__TASK OBJECTIVE__: Locate the lines of the listing below that hold "Noname", then copy each of them.

[[ DATA TO USE open ]]

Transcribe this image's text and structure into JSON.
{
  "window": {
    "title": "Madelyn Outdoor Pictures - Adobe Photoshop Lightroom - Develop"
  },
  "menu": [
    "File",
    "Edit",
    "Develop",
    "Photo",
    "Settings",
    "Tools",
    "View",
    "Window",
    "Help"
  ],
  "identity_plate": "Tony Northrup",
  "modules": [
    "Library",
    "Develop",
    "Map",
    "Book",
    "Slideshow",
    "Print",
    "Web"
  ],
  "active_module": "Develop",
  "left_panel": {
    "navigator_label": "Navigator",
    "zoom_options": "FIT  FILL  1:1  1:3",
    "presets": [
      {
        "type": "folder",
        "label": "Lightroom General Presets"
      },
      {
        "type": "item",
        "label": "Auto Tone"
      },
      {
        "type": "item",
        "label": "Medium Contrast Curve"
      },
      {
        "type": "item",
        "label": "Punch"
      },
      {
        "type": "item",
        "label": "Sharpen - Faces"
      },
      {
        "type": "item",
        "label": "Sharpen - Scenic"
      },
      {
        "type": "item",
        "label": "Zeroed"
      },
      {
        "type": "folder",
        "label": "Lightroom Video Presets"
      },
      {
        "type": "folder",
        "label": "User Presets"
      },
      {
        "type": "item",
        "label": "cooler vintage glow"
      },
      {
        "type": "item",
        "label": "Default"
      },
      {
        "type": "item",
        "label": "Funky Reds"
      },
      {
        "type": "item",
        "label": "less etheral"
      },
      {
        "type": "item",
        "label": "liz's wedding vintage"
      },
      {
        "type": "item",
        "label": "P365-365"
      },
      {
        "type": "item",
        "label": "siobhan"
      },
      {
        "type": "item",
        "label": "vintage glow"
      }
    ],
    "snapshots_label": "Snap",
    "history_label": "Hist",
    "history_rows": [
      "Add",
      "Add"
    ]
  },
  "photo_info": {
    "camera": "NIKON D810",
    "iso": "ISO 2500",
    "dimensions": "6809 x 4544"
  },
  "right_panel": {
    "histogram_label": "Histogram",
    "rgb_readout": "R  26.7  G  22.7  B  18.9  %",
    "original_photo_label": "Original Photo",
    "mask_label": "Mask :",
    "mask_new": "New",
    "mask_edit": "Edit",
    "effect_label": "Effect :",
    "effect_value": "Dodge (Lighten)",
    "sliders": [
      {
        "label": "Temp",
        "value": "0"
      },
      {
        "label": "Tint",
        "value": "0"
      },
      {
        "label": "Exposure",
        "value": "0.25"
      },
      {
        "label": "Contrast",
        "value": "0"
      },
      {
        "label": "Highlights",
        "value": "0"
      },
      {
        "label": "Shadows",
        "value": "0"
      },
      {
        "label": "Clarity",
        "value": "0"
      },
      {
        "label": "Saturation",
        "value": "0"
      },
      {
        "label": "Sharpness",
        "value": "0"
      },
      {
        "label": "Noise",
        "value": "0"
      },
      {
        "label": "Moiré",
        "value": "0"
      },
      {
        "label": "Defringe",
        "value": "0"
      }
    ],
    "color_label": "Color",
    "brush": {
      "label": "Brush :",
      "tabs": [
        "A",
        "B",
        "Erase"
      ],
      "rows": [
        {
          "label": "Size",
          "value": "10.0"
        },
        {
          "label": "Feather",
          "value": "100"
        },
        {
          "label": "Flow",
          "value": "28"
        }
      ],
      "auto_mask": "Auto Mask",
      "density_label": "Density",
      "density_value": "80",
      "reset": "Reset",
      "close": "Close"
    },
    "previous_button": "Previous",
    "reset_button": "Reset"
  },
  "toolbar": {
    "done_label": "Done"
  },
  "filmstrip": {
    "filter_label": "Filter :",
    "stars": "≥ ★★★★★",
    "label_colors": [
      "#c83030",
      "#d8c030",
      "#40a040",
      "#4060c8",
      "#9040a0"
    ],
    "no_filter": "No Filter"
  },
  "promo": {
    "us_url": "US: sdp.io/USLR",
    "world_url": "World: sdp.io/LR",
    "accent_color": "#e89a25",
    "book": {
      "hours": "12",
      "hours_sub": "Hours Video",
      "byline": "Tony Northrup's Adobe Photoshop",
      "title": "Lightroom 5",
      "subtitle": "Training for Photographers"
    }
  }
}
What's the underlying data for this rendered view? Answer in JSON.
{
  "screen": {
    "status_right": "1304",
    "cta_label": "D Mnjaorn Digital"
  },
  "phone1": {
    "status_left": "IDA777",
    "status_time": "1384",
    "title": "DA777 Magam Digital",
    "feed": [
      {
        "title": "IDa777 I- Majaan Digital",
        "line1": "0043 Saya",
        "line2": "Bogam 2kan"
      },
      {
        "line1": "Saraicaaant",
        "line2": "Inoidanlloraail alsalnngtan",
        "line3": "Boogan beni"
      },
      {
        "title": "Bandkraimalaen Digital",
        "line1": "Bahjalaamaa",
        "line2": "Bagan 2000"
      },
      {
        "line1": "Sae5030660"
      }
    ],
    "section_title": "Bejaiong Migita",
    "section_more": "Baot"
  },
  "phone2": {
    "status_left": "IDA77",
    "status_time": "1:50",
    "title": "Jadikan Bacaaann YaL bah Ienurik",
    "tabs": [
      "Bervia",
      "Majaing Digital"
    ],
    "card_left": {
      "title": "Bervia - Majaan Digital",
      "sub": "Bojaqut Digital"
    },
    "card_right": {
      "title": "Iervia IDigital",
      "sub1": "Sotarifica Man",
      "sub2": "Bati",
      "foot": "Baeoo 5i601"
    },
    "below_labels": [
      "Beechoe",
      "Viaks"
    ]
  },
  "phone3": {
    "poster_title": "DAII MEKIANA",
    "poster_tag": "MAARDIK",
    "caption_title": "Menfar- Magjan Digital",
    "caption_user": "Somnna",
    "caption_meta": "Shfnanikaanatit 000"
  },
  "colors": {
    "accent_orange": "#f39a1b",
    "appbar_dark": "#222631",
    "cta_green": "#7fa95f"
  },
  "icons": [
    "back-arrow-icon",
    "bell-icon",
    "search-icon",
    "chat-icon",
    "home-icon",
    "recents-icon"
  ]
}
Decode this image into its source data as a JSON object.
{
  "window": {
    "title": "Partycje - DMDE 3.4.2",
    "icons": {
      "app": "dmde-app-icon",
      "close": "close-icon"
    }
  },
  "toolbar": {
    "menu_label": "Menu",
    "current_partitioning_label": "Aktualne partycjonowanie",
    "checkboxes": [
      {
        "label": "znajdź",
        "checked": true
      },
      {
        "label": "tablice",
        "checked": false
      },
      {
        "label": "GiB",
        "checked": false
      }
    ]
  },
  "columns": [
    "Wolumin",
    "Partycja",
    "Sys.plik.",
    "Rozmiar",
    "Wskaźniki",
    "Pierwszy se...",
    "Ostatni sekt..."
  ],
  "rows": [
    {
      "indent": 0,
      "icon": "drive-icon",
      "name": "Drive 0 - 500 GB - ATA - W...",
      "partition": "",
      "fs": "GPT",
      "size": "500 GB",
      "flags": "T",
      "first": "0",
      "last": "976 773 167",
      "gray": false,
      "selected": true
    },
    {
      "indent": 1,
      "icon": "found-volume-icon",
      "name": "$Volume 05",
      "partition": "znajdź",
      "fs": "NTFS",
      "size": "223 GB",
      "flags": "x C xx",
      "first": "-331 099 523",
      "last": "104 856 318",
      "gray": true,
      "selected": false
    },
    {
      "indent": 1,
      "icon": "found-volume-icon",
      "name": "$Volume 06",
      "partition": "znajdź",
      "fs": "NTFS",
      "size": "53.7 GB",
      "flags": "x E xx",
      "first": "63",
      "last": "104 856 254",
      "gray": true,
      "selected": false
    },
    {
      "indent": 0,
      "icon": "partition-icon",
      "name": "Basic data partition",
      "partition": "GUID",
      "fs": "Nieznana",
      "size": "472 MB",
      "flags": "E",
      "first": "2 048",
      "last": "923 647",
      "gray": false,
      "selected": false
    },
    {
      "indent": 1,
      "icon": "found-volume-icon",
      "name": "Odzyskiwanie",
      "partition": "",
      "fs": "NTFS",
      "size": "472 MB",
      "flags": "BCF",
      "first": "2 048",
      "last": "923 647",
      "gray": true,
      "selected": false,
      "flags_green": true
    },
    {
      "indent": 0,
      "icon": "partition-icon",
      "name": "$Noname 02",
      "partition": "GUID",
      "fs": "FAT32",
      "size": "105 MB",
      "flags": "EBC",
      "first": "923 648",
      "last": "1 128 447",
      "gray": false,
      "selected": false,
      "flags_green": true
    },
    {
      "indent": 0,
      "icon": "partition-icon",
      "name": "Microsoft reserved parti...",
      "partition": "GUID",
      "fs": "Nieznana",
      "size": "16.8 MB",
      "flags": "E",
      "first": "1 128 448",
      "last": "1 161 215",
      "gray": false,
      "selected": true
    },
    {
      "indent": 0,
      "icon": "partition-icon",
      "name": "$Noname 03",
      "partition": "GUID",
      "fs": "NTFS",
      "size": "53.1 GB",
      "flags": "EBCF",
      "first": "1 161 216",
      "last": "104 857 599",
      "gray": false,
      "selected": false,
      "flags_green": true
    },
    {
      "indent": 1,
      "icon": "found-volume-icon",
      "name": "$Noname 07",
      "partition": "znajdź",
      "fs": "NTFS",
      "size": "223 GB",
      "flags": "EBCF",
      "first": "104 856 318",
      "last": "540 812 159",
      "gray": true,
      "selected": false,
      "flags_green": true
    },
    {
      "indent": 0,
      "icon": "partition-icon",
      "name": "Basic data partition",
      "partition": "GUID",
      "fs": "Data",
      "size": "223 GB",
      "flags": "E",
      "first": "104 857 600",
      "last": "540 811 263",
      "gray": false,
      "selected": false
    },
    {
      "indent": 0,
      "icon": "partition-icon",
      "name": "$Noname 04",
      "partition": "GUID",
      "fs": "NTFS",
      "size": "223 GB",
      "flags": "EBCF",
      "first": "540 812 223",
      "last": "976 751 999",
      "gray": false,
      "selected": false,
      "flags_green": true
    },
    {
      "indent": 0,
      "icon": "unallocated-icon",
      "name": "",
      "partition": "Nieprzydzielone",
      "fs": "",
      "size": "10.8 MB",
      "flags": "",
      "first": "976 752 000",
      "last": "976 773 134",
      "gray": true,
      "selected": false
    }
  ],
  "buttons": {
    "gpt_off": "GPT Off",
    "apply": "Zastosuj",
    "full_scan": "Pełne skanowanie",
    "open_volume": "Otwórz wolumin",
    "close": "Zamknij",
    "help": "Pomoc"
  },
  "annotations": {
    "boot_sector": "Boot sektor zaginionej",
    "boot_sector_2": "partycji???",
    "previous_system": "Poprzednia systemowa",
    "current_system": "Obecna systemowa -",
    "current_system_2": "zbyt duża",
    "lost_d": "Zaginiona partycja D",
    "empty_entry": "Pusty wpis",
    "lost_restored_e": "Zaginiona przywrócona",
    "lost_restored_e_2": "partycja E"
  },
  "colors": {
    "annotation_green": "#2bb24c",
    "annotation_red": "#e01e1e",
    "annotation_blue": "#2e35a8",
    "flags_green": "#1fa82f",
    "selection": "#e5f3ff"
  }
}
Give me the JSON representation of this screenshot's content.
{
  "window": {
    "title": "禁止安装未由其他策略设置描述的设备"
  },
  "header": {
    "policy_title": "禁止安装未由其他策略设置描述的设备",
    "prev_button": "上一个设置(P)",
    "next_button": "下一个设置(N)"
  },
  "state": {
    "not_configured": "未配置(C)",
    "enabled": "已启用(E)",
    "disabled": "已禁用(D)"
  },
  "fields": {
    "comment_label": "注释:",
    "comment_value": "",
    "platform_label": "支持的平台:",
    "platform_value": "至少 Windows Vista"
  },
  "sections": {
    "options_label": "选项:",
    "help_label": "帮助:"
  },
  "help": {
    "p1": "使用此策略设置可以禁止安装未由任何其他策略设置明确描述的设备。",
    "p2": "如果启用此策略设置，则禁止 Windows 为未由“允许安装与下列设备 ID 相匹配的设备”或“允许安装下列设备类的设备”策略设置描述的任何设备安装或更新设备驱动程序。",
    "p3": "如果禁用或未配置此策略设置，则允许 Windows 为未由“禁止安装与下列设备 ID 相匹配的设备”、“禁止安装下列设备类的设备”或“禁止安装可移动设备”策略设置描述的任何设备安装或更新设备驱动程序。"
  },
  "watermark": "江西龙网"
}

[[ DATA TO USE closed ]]

__SOLUTION FOR THIS TASK__:
      "name": "$Noname 02",
      "name": "$Noname 03",
      "name": "$Noname 07",
      "name": "$Noname 04",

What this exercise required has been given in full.